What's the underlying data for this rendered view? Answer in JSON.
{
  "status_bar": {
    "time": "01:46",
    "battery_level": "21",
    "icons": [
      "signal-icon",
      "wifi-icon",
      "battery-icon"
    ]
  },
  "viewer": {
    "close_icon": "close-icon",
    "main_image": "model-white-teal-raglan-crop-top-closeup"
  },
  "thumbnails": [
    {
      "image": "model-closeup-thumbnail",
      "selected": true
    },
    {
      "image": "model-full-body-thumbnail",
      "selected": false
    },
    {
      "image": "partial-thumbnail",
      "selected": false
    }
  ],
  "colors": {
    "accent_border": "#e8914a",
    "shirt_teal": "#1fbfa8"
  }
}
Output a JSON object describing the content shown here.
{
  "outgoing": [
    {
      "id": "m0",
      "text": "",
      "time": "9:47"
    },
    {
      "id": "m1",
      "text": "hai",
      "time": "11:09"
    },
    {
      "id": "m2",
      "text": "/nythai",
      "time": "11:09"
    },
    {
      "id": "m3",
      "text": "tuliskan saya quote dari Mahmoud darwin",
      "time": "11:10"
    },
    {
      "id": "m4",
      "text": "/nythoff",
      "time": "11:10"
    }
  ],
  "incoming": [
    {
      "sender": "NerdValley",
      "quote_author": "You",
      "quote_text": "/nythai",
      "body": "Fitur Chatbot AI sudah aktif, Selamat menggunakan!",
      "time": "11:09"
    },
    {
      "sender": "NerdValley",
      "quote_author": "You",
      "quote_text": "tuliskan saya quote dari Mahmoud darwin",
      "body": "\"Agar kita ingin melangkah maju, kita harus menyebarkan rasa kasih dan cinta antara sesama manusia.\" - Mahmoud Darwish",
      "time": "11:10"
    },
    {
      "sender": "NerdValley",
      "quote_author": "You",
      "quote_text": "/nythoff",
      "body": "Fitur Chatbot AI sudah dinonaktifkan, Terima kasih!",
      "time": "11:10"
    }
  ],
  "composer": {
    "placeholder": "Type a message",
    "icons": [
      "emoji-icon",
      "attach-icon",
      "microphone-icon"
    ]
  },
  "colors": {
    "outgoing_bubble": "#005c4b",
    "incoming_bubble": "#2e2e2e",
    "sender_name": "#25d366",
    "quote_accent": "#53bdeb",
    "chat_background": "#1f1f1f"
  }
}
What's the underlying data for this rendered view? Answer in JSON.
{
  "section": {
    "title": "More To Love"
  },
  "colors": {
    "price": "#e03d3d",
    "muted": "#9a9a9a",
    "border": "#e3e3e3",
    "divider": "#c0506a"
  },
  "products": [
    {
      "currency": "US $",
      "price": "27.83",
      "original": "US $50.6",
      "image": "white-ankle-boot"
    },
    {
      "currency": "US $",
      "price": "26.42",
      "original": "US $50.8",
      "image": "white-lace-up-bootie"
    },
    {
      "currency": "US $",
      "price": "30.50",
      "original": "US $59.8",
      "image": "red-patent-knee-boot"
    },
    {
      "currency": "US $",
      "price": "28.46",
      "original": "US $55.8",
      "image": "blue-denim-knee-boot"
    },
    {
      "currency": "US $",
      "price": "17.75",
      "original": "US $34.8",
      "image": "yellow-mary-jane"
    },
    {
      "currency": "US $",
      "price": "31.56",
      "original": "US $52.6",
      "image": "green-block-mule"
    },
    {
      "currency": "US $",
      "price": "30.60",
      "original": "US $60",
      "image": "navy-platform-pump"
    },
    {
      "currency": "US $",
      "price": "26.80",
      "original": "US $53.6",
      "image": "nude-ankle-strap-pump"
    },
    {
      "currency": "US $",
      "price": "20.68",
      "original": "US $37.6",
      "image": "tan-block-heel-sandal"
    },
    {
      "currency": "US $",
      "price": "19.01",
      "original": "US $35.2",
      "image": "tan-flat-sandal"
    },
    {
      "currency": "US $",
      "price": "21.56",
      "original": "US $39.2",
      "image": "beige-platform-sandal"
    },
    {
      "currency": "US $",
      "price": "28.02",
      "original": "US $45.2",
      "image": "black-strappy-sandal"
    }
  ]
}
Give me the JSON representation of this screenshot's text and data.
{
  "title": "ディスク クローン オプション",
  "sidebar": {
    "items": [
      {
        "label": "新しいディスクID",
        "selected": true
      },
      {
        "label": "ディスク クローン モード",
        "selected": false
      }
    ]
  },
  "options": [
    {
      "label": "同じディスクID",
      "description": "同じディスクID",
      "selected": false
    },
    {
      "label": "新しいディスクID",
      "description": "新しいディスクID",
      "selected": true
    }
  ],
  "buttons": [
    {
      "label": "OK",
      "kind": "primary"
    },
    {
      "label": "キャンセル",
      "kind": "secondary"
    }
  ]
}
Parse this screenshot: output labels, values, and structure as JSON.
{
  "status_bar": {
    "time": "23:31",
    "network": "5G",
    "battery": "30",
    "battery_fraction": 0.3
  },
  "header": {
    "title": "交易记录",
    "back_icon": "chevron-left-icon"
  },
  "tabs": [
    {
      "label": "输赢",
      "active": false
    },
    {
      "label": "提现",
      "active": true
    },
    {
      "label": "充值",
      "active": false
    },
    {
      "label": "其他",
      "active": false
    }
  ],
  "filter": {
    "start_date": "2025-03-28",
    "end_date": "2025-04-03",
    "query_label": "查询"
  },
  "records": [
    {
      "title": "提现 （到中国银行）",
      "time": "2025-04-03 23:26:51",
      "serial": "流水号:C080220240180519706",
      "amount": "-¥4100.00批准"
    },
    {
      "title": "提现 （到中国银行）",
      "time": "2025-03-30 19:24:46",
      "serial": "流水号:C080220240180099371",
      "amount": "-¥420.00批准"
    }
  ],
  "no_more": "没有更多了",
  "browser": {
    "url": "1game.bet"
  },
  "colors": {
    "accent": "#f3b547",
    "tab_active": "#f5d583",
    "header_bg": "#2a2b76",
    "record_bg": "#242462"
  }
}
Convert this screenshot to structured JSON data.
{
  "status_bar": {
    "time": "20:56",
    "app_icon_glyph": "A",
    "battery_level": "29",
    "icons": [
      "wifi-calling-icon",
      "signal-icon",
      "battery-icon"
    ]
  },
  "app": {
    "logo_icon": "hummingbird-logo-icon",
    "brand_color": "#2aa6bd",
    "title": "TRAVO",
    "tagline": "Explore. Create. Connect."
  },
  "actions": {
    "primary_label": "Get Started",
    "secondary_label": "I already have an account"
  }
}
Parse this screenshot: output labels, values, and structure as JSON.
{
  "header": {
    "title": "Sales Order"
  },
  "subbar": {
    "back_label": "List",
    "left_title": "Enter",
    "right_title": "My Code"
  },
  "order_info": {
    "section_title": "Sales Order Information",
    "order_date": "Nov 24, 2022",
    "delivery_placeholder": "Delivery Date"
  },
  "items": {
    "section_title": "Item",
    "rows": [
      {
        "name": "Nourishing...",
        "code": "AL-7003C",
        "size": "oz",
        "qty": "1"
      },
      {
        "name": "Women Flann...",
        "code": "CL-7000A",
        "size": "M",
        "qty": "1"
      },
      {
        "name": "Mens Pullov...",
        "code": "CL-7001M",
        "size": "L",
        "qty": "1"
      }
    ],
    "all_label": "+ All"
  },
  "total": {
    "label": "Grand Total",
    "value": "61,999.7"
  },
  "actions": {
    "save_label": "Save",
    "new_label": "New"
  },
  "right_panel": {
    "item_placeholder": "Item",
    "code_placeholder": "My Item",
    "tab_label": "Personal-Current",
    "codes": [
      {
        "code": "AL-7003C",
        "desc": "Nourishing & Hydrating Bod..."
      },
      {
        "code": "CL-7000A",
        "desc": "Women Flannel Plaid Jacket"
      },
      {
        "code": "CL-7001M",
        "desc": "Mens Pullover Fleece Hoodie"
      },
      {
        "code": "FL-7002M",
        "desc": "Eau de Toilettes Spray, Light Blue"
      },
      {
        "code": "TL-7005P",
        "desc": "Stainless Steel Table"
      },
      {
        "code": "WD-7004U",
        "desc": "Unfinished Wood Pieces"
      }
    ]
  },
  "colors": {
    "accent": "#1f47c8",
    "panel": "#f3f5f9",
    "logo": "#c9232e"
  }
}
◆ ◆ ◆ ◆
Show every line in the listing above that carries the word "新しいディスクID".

▶ _RESPONSE BOX_:
        "label": "新しいディスクID",
      "label": "新しいディスクID",
      "description": "新しいディスクID",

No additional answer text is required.